▶ [LISTED RECORDS]:
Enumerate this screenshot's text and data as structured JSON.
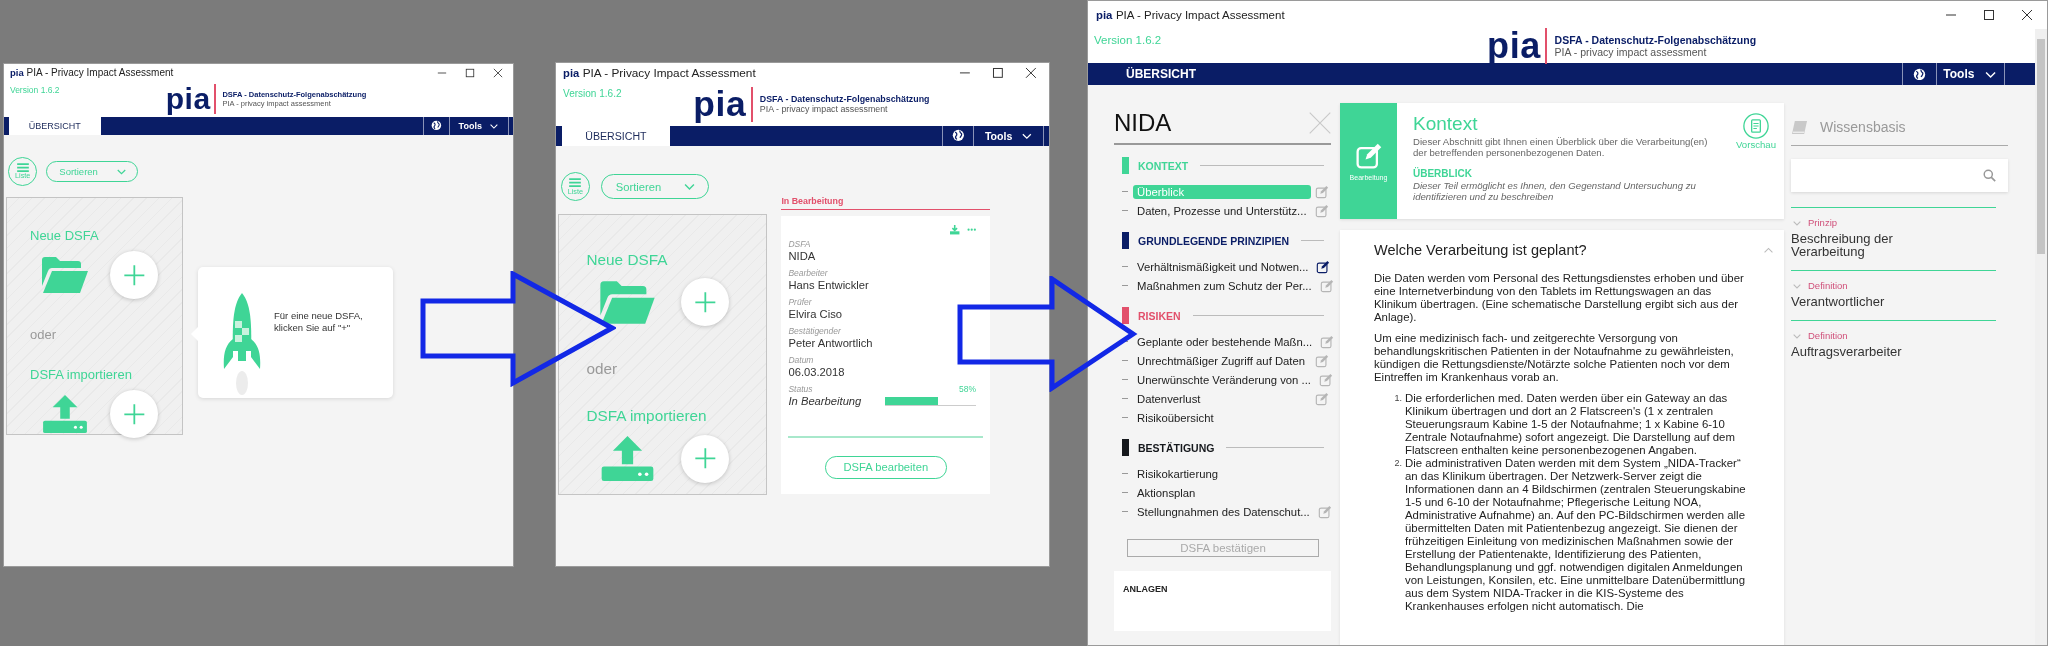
{
  "windows": [
    {
      "kind": "overview",
      "app_icon_text": "pia",
      "title": "PIA - Privacy Impact Assessment",
      "version": "Version 1.6.2",
      "logo": "pia",
      "header_title": "DSFA - Datenschutz-Folgenabschätzung",
      "header_subtitle": "PIA - privacy impact assessment",
      "tabs": [
        {
          "label": "ÜBERSICHT",
          "selected": true
        }
      ],
      "tools_label": "Tools",
      "list_toggle": "Liste",
      "sort_label": "Sortieren",
      "new_card": {
        "new_label": "Neue DSFA",
        "or_label": "oder",
        "import_label": "DSFA importieren"
      },
      "tooltip": "Für eine neue DSFA, klicken Sie auf \"+\""
    },
    {
      "kind": "overview",
      "app_icon_text": "pia",
      "title": "PIA - Privacy Impact Assessment",
      "version": "Version 1.6.2",
      "logo": "pia",
      "header_title": "DSFA - Datenschutz-Folgenabschätzung",
      "header_subtitle": "PIA - privacy impact assessment",
      "tabs": [
        {
          "label": "ÜBERSICHT",
          "selected": true
        }
      ],
      "tools_label": "Tools",
      "list_toggle": "Liste",
      "sort_label": "Sortieren",
      "new_card": {
        "new_label": "Neue DSFA",
        "or_label": "oder",
        "import_label": "DSFA importieren"
      },
      "in_progress": {
        "heading": "In Bearbeitung",
        "fields": [
          {
            "label": "DSFA",
            "value": "NIDA"
          },
          {
            "label": "Bearbeiter",
            "value": "Hans Entwickler"
          },
          {
            "label": "Prüfer",
            "value": "Elvira Ciso"
          },
          {
            "label": "Bestätigender",
            "value": "Peter Antwortlich"
          },
          {
            "label": "Datum",
            "value": "06.03.2018"
          }
        ],
        "status": {
          "label": "Status",
          "value": "In Bearbeitung",
          "reading": "58%",
          "level": 0.58
        },
        "action": "DSFA bearbeiten"
      }
    },
    {
      "kind": "editor",
      "app_icon_text": "pia",
      "title": "PIA - Privacy Impact Assessment",
      "version": "Version 1.6.2",
      "logo": "pia",
      "header_title": "DSFA - Datenschutz-Folgenabschätzung",
      "header_subtitle": "PIA - privacy impact assessment",
      "tabs": [
        {
          "label": "ÜBERSICHT",
          "selected": false
        }
      ],
      "tools_label": "Tools",
      "sidebar": {
        "title": "NIDA",
        "sections": [
          {
            "label": "KONTEXT",
            "color": "#3fd596",
            "items": [
              {
                "label": "Überblick",
                "selected": true,
                "editable": true,
                "edit_active": false
              },
              {
                "label": "Daten, Prozesse und Unterstütz...",
                "selected": false,
                "editable": true,
                "edit_active": false
              }
            ]
          },
          {
            "label": "GRUNDLEGENDE PRINZIPIEN",
            "color": "#0a1d66",
            "items": [
              {
                "label": "Verhältnismäßigkeit und Notwen...",
                "selected": false,
                "editable": true,
                "edit_active": true
              },
              {
                "label": "Maßnahmen zum Schutz der Per...",
                "selected": false,
                "editable": true,
                "edit_active": false
              }
            ]
          },
          {
            "label": "RISIKEN",
            "color": "#e2506b",
            "items": [
              {
                "label": "Geplante oder bestehende Maßn...",
                "selected": false,
                "editable": true,
                "edit_active": false
              },
              {
                "label": "Unrechtmäßiger Zugriff auf Daten",
                "selected": false,
                "editable": true,
                "edit_active": false
              },
              {
                "label": "Unerwünschte Veränderung von ...",
                "selected": false,
                "editable": true,
                "edit_active": false
              },
              {
                "label": "Datenverlust",
                "selected": false,
                "editable": true,
                "edit_active": false
              },
              {
                "label": "Risikoübersicht",
                "selected": false,
                "editable": false
              }
            ]
          },
          {
            "label": "BESTÄTIGUNG",
            "color": "#15181c",
            "items": [
              {
                "label": "Risikokartierung",
                "selected": false,
                "editable": false
              },
              {
                "label": "Aktionsplan",
                "selected": false,
                "editable": false
              },
              {
                "label": "Stellungnahmen des Datenschut...",
                "selected": false,
                "editable": true,
                "edit_active": false
              }
            ]
          }
        ],
        "confirm_button": {
          "label": "DSFA bestätigen",
          "disabled": true
        },
        "attachments_heading": "ANLAGEN"
      },
      "section_header": {
        "action_label": "Bearbeitung",
        "title": "Kontext",
        "description": "Dieser Abschnitt gibt Ihnen einen Überblick über die Verarbeitung(en) der betreffenden personenbezogenen Daten.",
        "subheading": "ÜBERBLICK",
        "subdescription": "Dieser Teil ermöglicht es Ihnen, den Gegenstand Untersuchung zu identifizieren und zu beschreiben",
        "preview_label": "Vorschau"
      },
      "question": {
        "title": "Welche Verarbeitung ist geplant?",
        "expanded": true,
        "paragraphs": [
          "Die Daten werden vom Personal des Rettungsdienstes erhoben und über eine Internetverbindung von den Tablets im Rettungswagen an das Klinikum übertragen. (Eine schematische Darstellung ergibt sich aus der Anlage).",
          "Um eine medizinisch fach- und zeitgerechte Versorgung von behandlungskritischen Patienten in der Notaufnahme zu gewährleisten, kündigen die Rettungsdienste/Notärzte solche Patienten noch vor dem Eintreffen im Krankenhaus vorab an."
        ],
        "list": [
          {
            "number": "1.",
            "text": "Die erforderlichen med. Daten werden über ein Gateway an das Klinikum übertragen und dort an 2 Flatscreen's (1 x zentralen Steuerungsraum Kabine 1-5 der Notaufnahme; 1 x Kabine 6-10 Zentrale Notaufnahme) sofort angezeigt. Die Darstellung auf dem Flatscreen enthalten keine personenbezogenen Angaben."
          },
          {
            "number": "2.",
            "text": "Die administrativen Daten werden mit dem System „NIDA-Tracker“ an das Klinikum übertragen. Der Netzwerk-Server zeigt die Informationen dann an 4 Bildschirmen (zentralen Steuerungskabine 1-5 und 6-10 der Notaufnahme; Pflegerische Leitung NOA, Administrative Aufnahme) an. Auf den PC-Bildschirmen werden alle übermittelten Daten mit Patientenbezug angezeigt. Sie dienen der frühzeitigen Einleitung von medizinischen Maßnahmen sowie der Erstellung der Patientenakte, Identifizierung des Patienten, Behandlungsplanung und ggf. notwendigen digitalen Anmeldungen von Leistungen, Konsilen, etc. Eine unmittelbare Datenübermittlung aus dem System NIDA-Tracker in die KIS-Systeme des Krankenhauses erfolgen nicht automatisch. Die"
          }
        ]
      },
      "knowledge_base": {
        "title": "Wissensbasis",
        "entries": [
          {
            "category": "Prinzip",
            "title": "Beschreibung der Verarbeitung"
          },
          {
            "category": "Definition",
            "title": "Verantwortlicher"
          },
          {
            "category": "Definition",
            "title": "Auftragsverarbeiter"
          }
        ]
      }
    }
  ]
}
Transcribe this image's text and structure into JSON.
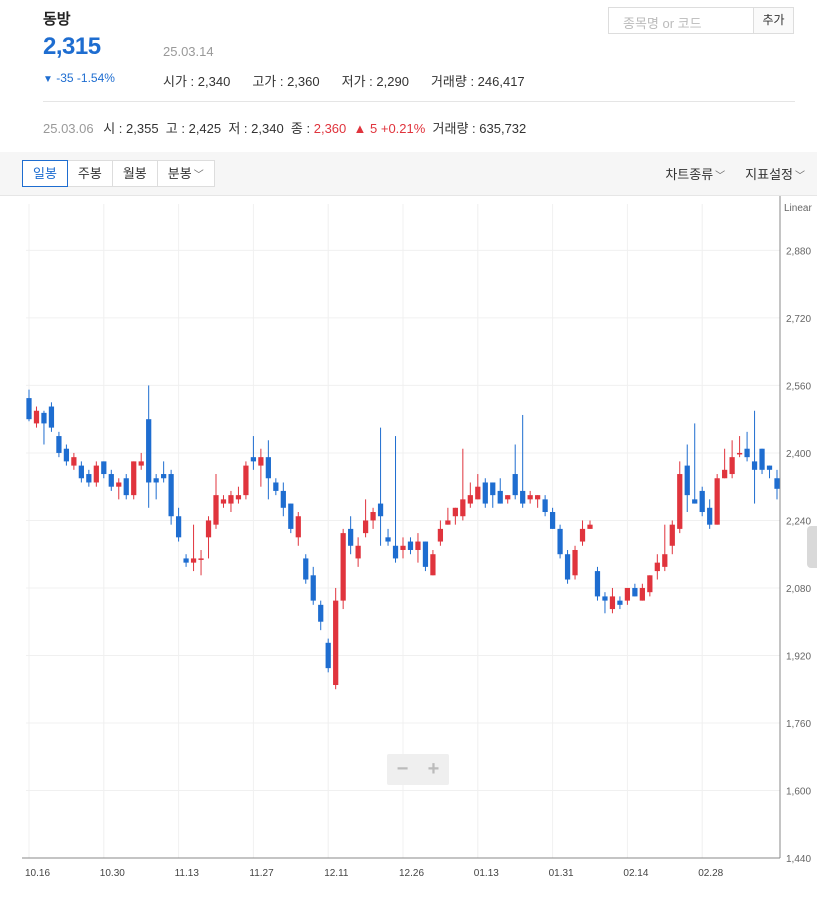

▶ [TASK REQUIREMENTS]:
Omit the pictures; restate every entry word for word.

▶ [ANSWER FOR THIS EXERCISE]:
Enumerate this screenshot's text and data as structured JSON.
{
  "windows": [
    {
      "kind": "overview",
      "app_icon_text": "pia",
      "title": "PIA - Privacy Impact Assessment",
      "version": "Version 1.6.2",
      "logo": "pia",
      "header_title": "DSFA - Datenschutz-Folgenabschätzung",
      "header_subtitle": "PIA - privacy impact assessment",
      "tabs": [
        {
          "label": "ÜBERSICHT",
          "selected": true
        }
      ],
      "tools_label": "Tools",
      "list_toggle": "Liste",
      "sort_label": "Sortieren",
      "new_card": {
        "new_label": "Neue DSFA",
        "or_label": "oder",
        "import_label": "DSFA importieren"
      },
      "tooltip": "Für eine neue DSFA, klicken Sie auf \"+\""
    },
    {
      "kind": "overview",
      "app_icon_text": "pia",
      "title": "PIA - Privacy Impact Assessment",
      "version": "Version 1.6.2",
      "logo": "pia",
      "header_title": "DSFA - Datenschutz-Folgenabschätzung",
      "header_subtitle": "PIA - privacy impact assessment",
      "tabs": [
        {
          "label": "ÜBERSICHT",
          "selected": true
        }
      ],
      "tools_label": "Tools",
      "list_toggle": "Liste",
      "sort_label": "Sortieren",
      "new_card": {
        "new_label": "Neue DSFA",
        "or_label": "oder",
        "import_label": "DSFA importieren"
      },
      "in_progress": {
        "heading": "In Bearbeitung",
        "fields": [
          {
            "label": "DSFA",
            "value": "NIDA"
          },
          {
            "label": "Bearbeiter",
            "value": "Hans Entwickler"
          },
          {
            "label": "Prüfer",
            "value": "Elvira Ciso"
          },
          {
            "label": "Bestätigender",
            "value": "Peter Antwortlich"
          },
          {
            "label": "Datum",
            "value": "06.03.2018"
          }
        ],
        "status": {
          "label": "Status",
          "value": "In Bearbeitung",
          "reading": "58%",
          "level": 0.58
        },
        "action": "DSFA bearbeiten"
      }
    },
    {
      "kind": "editor",
      "app_icon_text": "pia",
      "title": "PIA - Privacy Impact Assessment",
      "version": "Version 1.6.2",
      "logo": "pia",
      "header_title": "DSFA - Datenschutz-Folgenabschätzung",
      "header_subtitle": "PIA - privacy impact assessment",
      "tabs": [
        {
          "label": "ÜBERSICHT",
          "selected": false
        }
      ],
      "tools_label": "Tools",
      "sidebar": {
        "title": "NIDA",
        "sections": [
          {
            "label": "KONTEXT",
            "color": "#3fd596",
            "items": [
              {
                "label": "Überblick",
                "selected": true,
                "editable": true,
                "edit_active": false
              },
              {
                "label": "Daten, Prozesse und Unterstütz...",
                "selected": false,
                "editable": true,
                "edit_active": false
              }
            ]
          },
          {
            "label": "GRUNDLEGENDE PRINZIPIEN",
            "color": "#0a1d66",
            "items": [
              {
                "label": "Verhältnismäßigkeit und Notwen...",
                "selected": false,
                "editable": true,
                "edit_active": true
              },
              {
                "label": "Maßnahmen zum Schutz der Per...",
                "selected": false,
                "editable": true,
                "edit_active": false
              }
            ]
          },
          {
            "label": "RISIKEN",
            "color": "#e2506b",
            "items": [
              {
                "label": "Geplante oder bestehende Maßn...",
                "selected": false,
                "editable": true,
                "edit_active": false
              },
              {
                "label": "Unrechtmäßiger Zugriff auf Daten",
                "selected": false,
                "editable": true,
                "edit_active": false
              },
              {
                "label": "Unerwünschte Veränderung von ...",
                "selected": false,
                "editable": true,
                "edit_active": false
              },
              {
                "label": "Datenverlust",
                "selected": false,
                "editable": true,
                "edit_active": false
              },
              {
                "label": "Risikoübersicht",
                "selected": false,
                "editable": false
              }
            ]
          },
          {
            "label": "BESTÄTIGUNG",
            "color": "#15181c",
            "items": [
              {
                "label": "Risikokartierung",
                "selected": false,
                "editable": false
              },
              {
                "label": "Aktionsplan",
                "selected": false,
                "editable": false
              },
              {
                "label": "Stellungnahmen des Datenschut...",
                "selected": false,
                "editable": true,
                "edit_active": false
              }
            ]
          }
        ],
        "confirm_button": {
          "label": "DSFA bestätigen",
          "disabled": true
        },
        "attachments_heading": "ANLAGEN"
      },
      "section_header": {
        "action_label": "Bearbeitung",
        "title": "Kontext",
        "description": "Dieser Abschnitt gibt Ihnen einen Überblick über die Verarbeitung(en) der betreffenden personenbezogenen Daten.",
        "subheading": "ÜBERBLICK",
        "subdescription": "Dieser Teil ermöglicht es Ihnen, den Gegenstand Untersuchung zu identifizieren und zu beschreiben",
        "preview_label": "Vorschau"
      },
      "question": {
        "title": "Welche Verarbeitung ist geplant?",
        "expanded": true,
        "paragraphs": [
          "Die Daten werden vom Personal des Rettungsdienstes erhoben und über eine Internetverbindung von den Tablets im Rettungswagen an das Klinikum übertragen. (Eine schematische Darstellung ergibt sich aus der Anlage).",
          "Um eine medizinisch fach- und zeitgerechte Versorgung von behandlungskritischen Patienten in der Notaufnahme zu gewährleisten, kündigen die Rettungsdienste/Notärzte solche Patienten noch vor dem Eintreffen im Krankenhaus vorab an."
        ],
        "list": [
          {
            "number": "1.",
            "text": "Die erforderlichen med. Daten werden über ein Gateway an das Klinikum übertragen und dort an 2 Flatscreen's (1 x zentralen Steuerungsraum Kabine 1-5 der Notaufnahme; 1 x Kabine 6-10 Zentrale Notaufnahme) sofort angezeigt. Die Darstellung auf dem Flatscreen enthalten keine personenbezogenen Angaben."
          },
          {
            "number": "2.",
            "text": "Die administrativen Daten werden mit dem System „NIDA-Tracker“ an das Klinikum übertragen. Der Netzwerk-Server zeigt die Informationen dann an 4 Bildschirmen (zentralen Steuerungskabine 1-5 und 6-10 der Notaufnahme; Pflegerische Leitung NOA, Administrative Aufnahme) an. Auf den PC-Bildschirmen werden alle übermittelten Daten mit Patientenbezug angezeigt. Sie dienen der frühzeitigen Einleitung von medizinischen Maßnahmen sowie der Erstellung der Patientenakte, Identifizierung des Patienten, Behandlungsplanung und ggf. notwendigen digitalen Anmeldungen von Leistungen, Konsilen, etc. Eine unmittelbare Datenübermittlung aus dem System NIDA-Tracker in die KIS-Systeme des Krankenhauses erfolgen nicht automatisch. Die"
          }
        ]
      },
      "knowledge_base": {
        "title": "Wissensbasis",
        "entries": [
          {
            "category": "Prinzip",
            "title": "Beschreibung der Verarbeitung"
          },
          {
            "category": "Definition",
            "title": "Verantwortlicher"
          },
          {
            "category": "Definition",
            "title": "Auftragsverarbeiter"
          }
        ]
      }
    }
  ]
}
Transcribe this image's text and structure into JSON.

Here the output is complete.